No. 87 Park Row, New York City.
Messrs. MUNN 4 CO. have, jhad twenty years'
experience in procuring Patents for New Inven
tors who may bave such business to transact can
receive, freewill needful advice Low to proceed.
For tho Plantation, . ,
And flic Home Circle.
AT'-?IIC rerucst of the PublisteV,' I nm now
acting as Agent for thc SOUTHERN CULTI
VATOR, an indispensable Agricultural .Journal,
published at Athens, Ga. Temns, 52 per annum.
Every Fanner, Planter ana Horticulturist in
toe South slmuld be a reader af tile CULTIVA
TOR. S - ^ 1 - 3 '?
E^Spcciinon nnmbers may bo seen at the
. D. R. DURISOE.
Beptlf . If . *
Demo rest's Monthly Magazine,
UNIVERSALLY acknowledged the MODEL
PARLOR MAGAZINE of Amenta: devo
ted to Original Stories.

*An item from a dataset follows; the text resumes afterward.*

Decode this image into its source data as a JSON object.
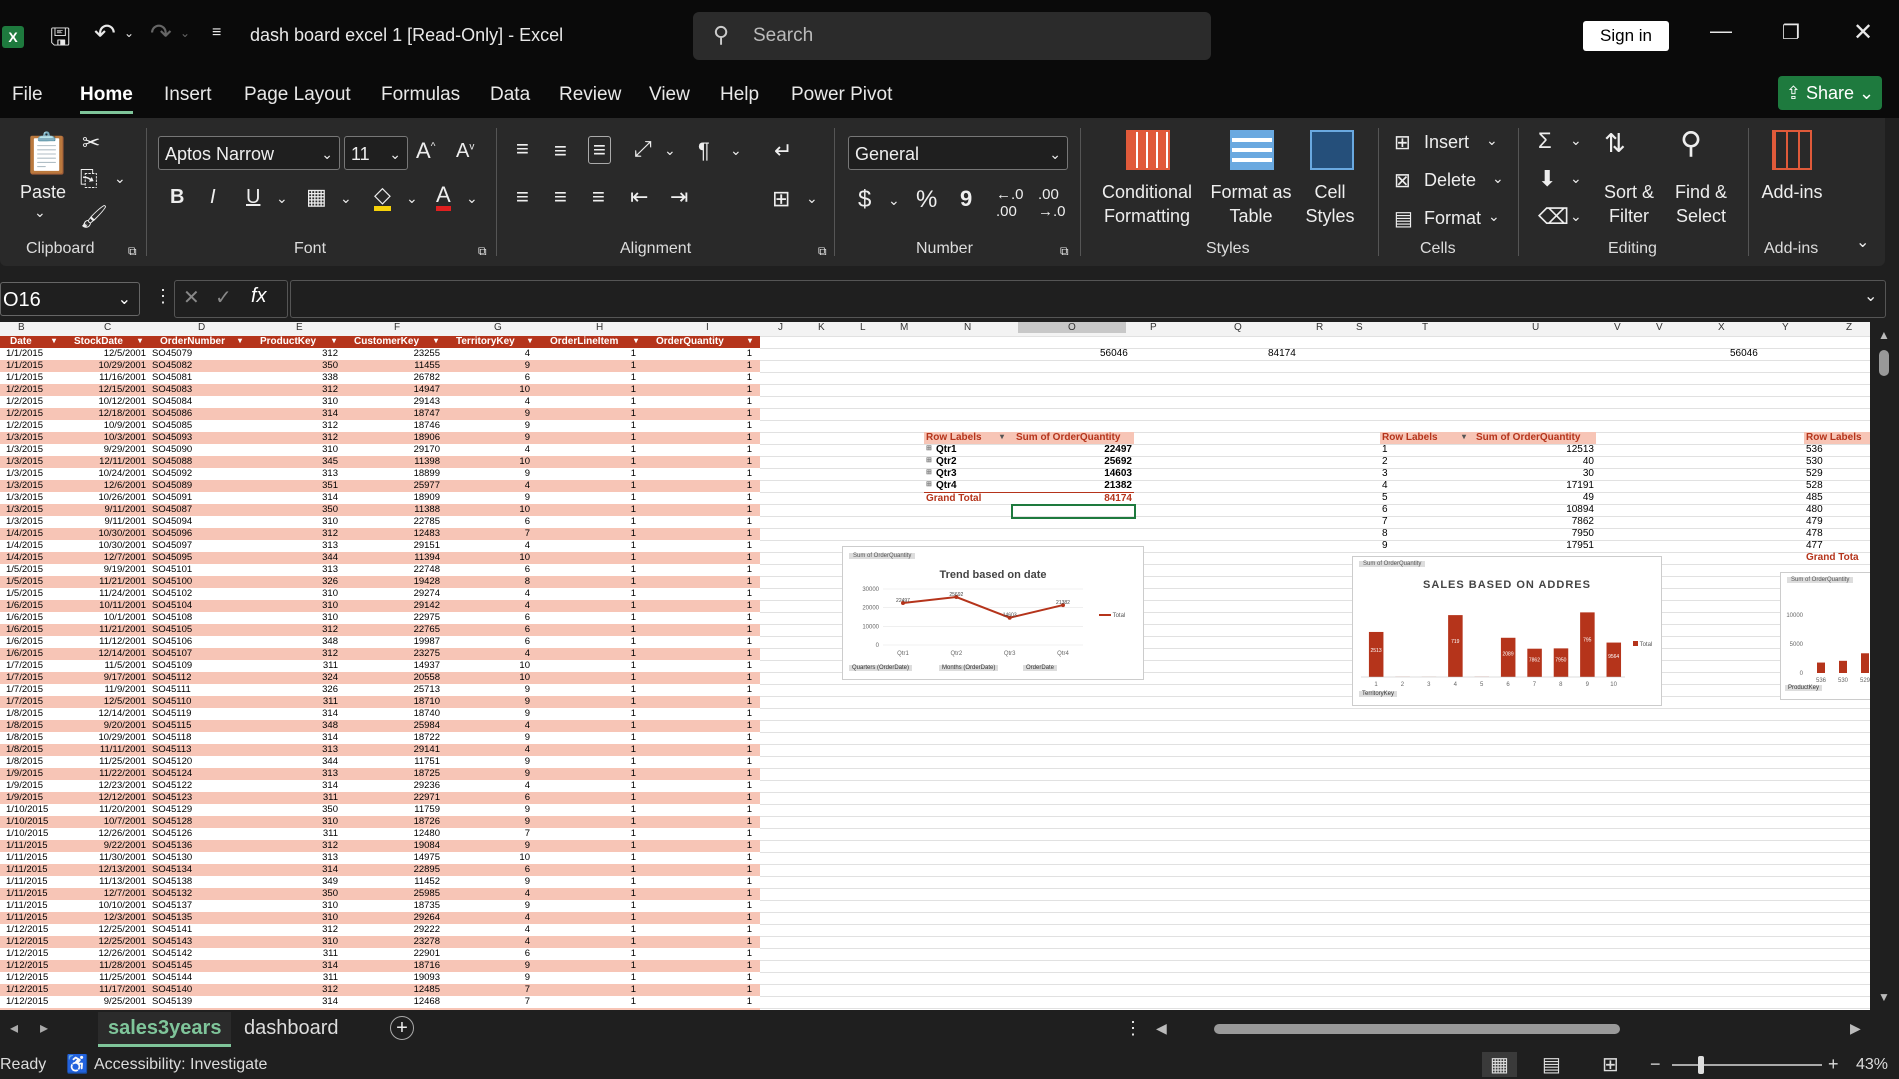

Poems, Sketch- I, Arcbi
tecturo-and Model Cottles, Ilous'e?oJx Matters,
Gems of Thought, Personal and Literal, Gossip;
(including special departments en Fosbhns,) In
struction? on Iloalth, 6yiartastie, Equettrian Ex
eroises, Musbs Amusemcnr?, eic ; all by the best
authors, and. profusely and artistically Illustra
ted with costly Engravings (full .MIC,) UH ful and
reliable Patt* rn.?. Embroideries, Jewelry, sad a
constant succession of artistic novelties, with
other uscfal and ont*rtiiining literature.
No person of refinement, economical house
wife-, or lady of tbsto, can afford to do without the
Model Monthly. Single copks, 30 renn?; back
numbera, os'rpecim?n-, 10 cents; either mailed
free. Yearly, $3, with a valuable premium; two
topics, $5,50; three copies, $7,50; five copies,
$12, and splendid premiums/or clubsut'$3 each,
with thc first premiums to each tul.scriber.
' W. JENNINGS DEMOREST,
No. 473 BroadvAy, New York.
Demorest's Monthly and Young America, to
gether, $4, with the premiums for each. - *
April 15 lm 16
IWILL PAY $50 REWARD forprooflto'eolh
Viet the IPhiofwbo stolo1 my blaok Terrier
DOG on tho night of the 3th inst. Said dog is
six mo nth s Hi.-'